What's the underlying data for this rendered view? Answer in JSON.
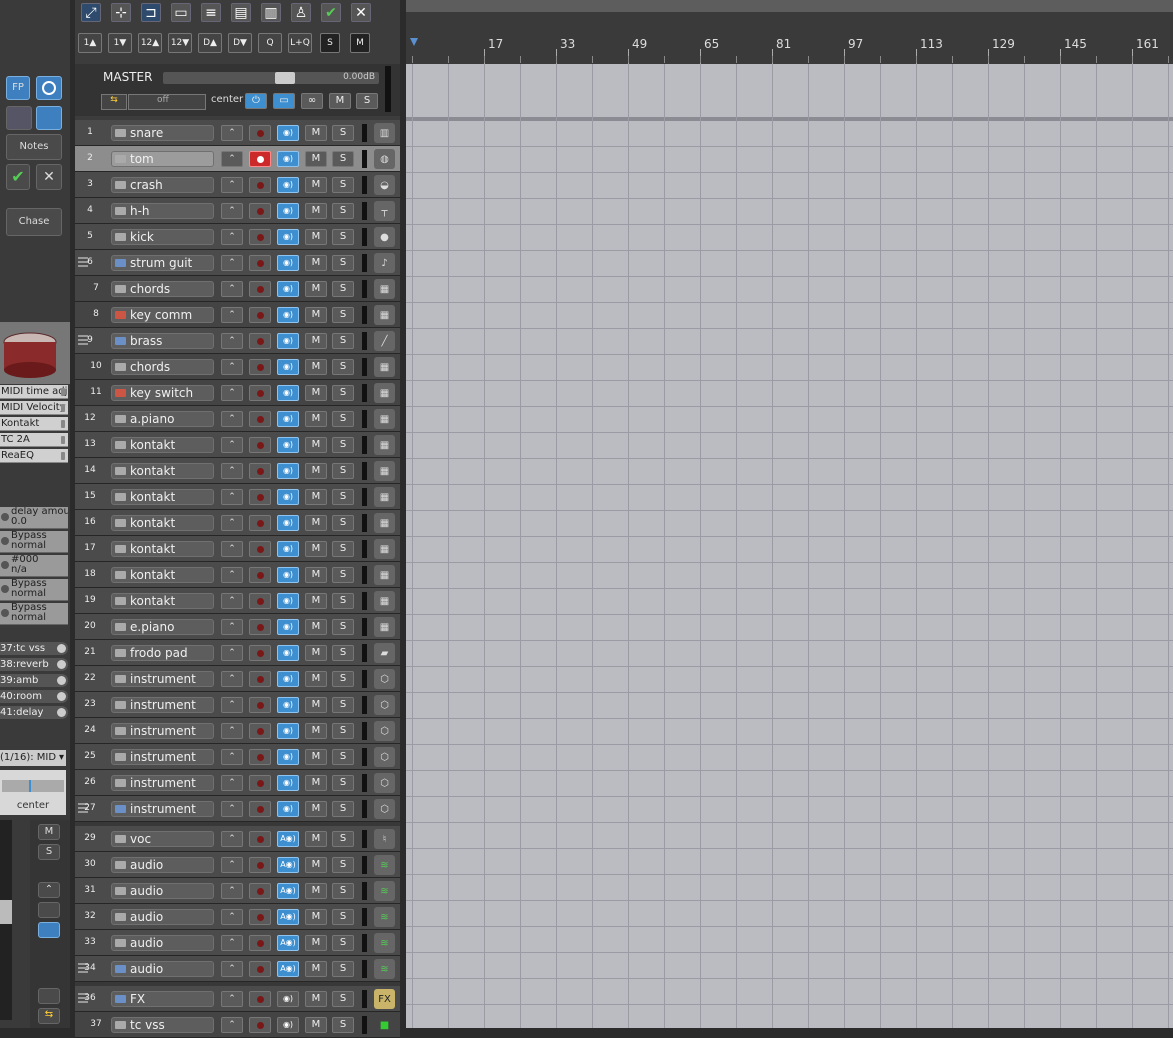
{
  "toolbar": {
    "row2": [
      "1▲",
      "1▼",
      "12▲",
      "12▼",
      "D▲",
      "D▼",
      "Q",
      "L+Q",
      "S",
      "M"
    ]
  },
  "master": {
    "label": "MASTER",
    "volume": "0.00dB",
    "automation": "off",
    "pan": "center",
    "mute": "M",
    "solo": "S"
  },
  "inspector": {
    "fp_label": "FP",
    "notes_label": "Notes",
    "chase_label": "Chase",
    "fx_chain": [
      "MIDI time adjus",
      "MIDI Velocity a",
      "Kontakt",
      "TC 2A",
      "ReaEQ"
    ],
    "params": [
      {
        "name": "delay amount",
        "value": "0.0"
      },
      {
        "name": "Bypass",
        "value": "normal"
      },
      {
        "name": "#000",
        "value": "n/a"
      },
      {
        "name": "Bypass",
        "value": "normal"
      },
      {
        "name": "Bypass",
        "value": "normal"
      }
    ],
    "sends": [
      "37:tc vss",
      "38:reverb",
      "39:amb",
      "40:room",
      "41:delay"
    ],
    "midi_input": "(1/16): MID",
    "pan_label": "center",
    "mute": "M",
    "solo": "S"
  },
  "tracks": [
    {
      "num": "1",
      "name": "snare",
      "icon": "snare-drum-icon",
      "level": 0
    },
    {
      "num": "2",
      "name": "tom",
      "icon": "tom-drum-icon",
      "level": 0,
      "armed": true,
      "selected": true
    },
    {
      "num": "3",
      "name": "crash",
      "icon": "cymbal-icon",
      "level": 0
    },
    {
      "num": "4",
      "name": "h-h",
      "icon": "hihat-icon",
      "level": 0
    },
    {
      "num": "5",
      "name": "kick",
      "icon": "kick-drum-icon",
      "level": 0
    },
    {
      "num": "6",
      "name": "strum guit",
      "icon": "guitar-icon",
      "level": 0,
      "folder": true
    },
    {
      "num": "7",
      "name": "chords",
      "icon": "keyboard-icon",
      "level": 1
    },
    {
      "num": "8",
      "name": "key comm",
      "icon": "keyboard-icon",
      "level": 1,
      "midi": true
    },
    {
      "num": "9",
      "name": "brass",
      "icon": "trumpet-icon",
      "level": 0,
      "folder": true
    },
    {
      "num": "10",
      "name": "chords",
      "icon": "keyboard-icon",
      "level": 1
    },
    {
      "num": "11",
      "name": "key switch",
      "icon": "keyboard-icon",
      "level": 1,
      "midi": true
    },
    {
      "num": "12",
      "name": "a.piano",
      "icon": "keyboard-icon",
      "level": 0
    },
    {
      "num": "13",
      "name": "kontakt",
      "icon": "keyboard-icon",
      "level": 0
    },
    {
      "num": "14",
      "name": "kontakt",
      "icon": "keyboard-icon",
      "level": 0
    },
    {
      "num": "15",
      "name": "kontakt",
      "icon": "keyboard-icon",
      "level": 0
    },
    {
      "num": "16",
      "name": "kontakt",
      "icon": "keyboard-icon",
      "level": 0
    },
    {
      "num": "17",
      "name": "kontakt",
      "icon": "keyboard-icon",
      "level": 0
    },
    {
      "num": "18",
      "name": "kontakt",
      "icon": "keyboard-icon",
      "level": 0
    },
    {
      "num": "19",
      "name": "kontakt",
      "icon": "keyboard-icon",
      "level": 0
    },
    {
      "num": "20",
      "name": "e.piano",
      "icon": "keyboard-icon",
      "level": 0
    },
    {
      "num": "21",
      "name": "frodo pad",
      "icon": "synth-icon",
      "level": 0
    },
    {
      "num": "22",
      "name": "instrument",
      "icon": "shield-icon",
      "level": 0
    },
    {
      "num": "23",
      "name": "instrument",
      "icon": "shield-icon",
      "level": 0
    },
    {
      "num": "24",
      "name": "instrument",
      "icon": "shield-icon",
      "level": 0
    },
    {
      "num": "25",
      "name": "instrument",
      "icon": "shield-icon",
      "level": 0
    },
    {
      "num": "26",
      "name": "instrument",
      "icon": "shield-icon",
      "level": 0
    },
    {
      "num": "27",
      "name": "instrument",
      "icon": "shield-icon",
      "level": 0,
      "folder": true,
      "gap_after": true
    },
    {
      "num": "29",
      "name": "voc",
      "icon": "microphone-icon",
      "level": 0,
      "audio": true
    },
    {
      "num": "30",
      "name": "audio",
      "icon": "waveform-icon",
      "level": 0,
      "audio": true
    },
    {
      "num": "31",
      "name": "audio",
      "icon": "waveform-icon",
      "level": 0,
      "audio": true
    },
    {
      "num": "32",
      "name": "audio",
      "icon": "waveform-icon",
      "level": 0,
      "audio": true
    },
    {
      "num": "33",
      "name": "audio",
      "icon": "waveform-icon",
      "level": 0,
      "audio": true
    },
    {
      "num": "34",
      "name": "audio",
      "icon": "waveform-icon",
      "level": 0,
      "audio": true,
      "folder": true,
      "gap_after": true
    },
    {
      "num": "36",
      "name": "FX",
      "icon": "fx-icon",
      "level": 0,
      "folder": true,
      "mon_off": true
    },
    {
      "num": "37",
      "name": "tc vss",
      "icon": "green-square-icon",
      "level": 1,
      "mon_off": true
    }
  ],
  "track_buttons": {
    "mute": "M",
    "solo": "S",
    "env": "⌃"
  },
  "ruler": {
    "bars": [
      "17",
      "33",
      "49",
      "65",
      "81",
      "97",
      "113",
      "129",
      "145",
      "161"
    ]
  },
  "colors": {
    "accent_blue": "#3d8fd0",
    "record_red": "#cc2a2a",
    "arrange_bg": "#babcc2"
  }
}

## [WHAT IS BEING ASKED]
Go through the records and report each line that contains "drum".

## [YOUR SOLUTION]
      "icon": "snare-drum-icon",
      "icon": "tom-drum-icon",
      "icon": "kick-drum-icon",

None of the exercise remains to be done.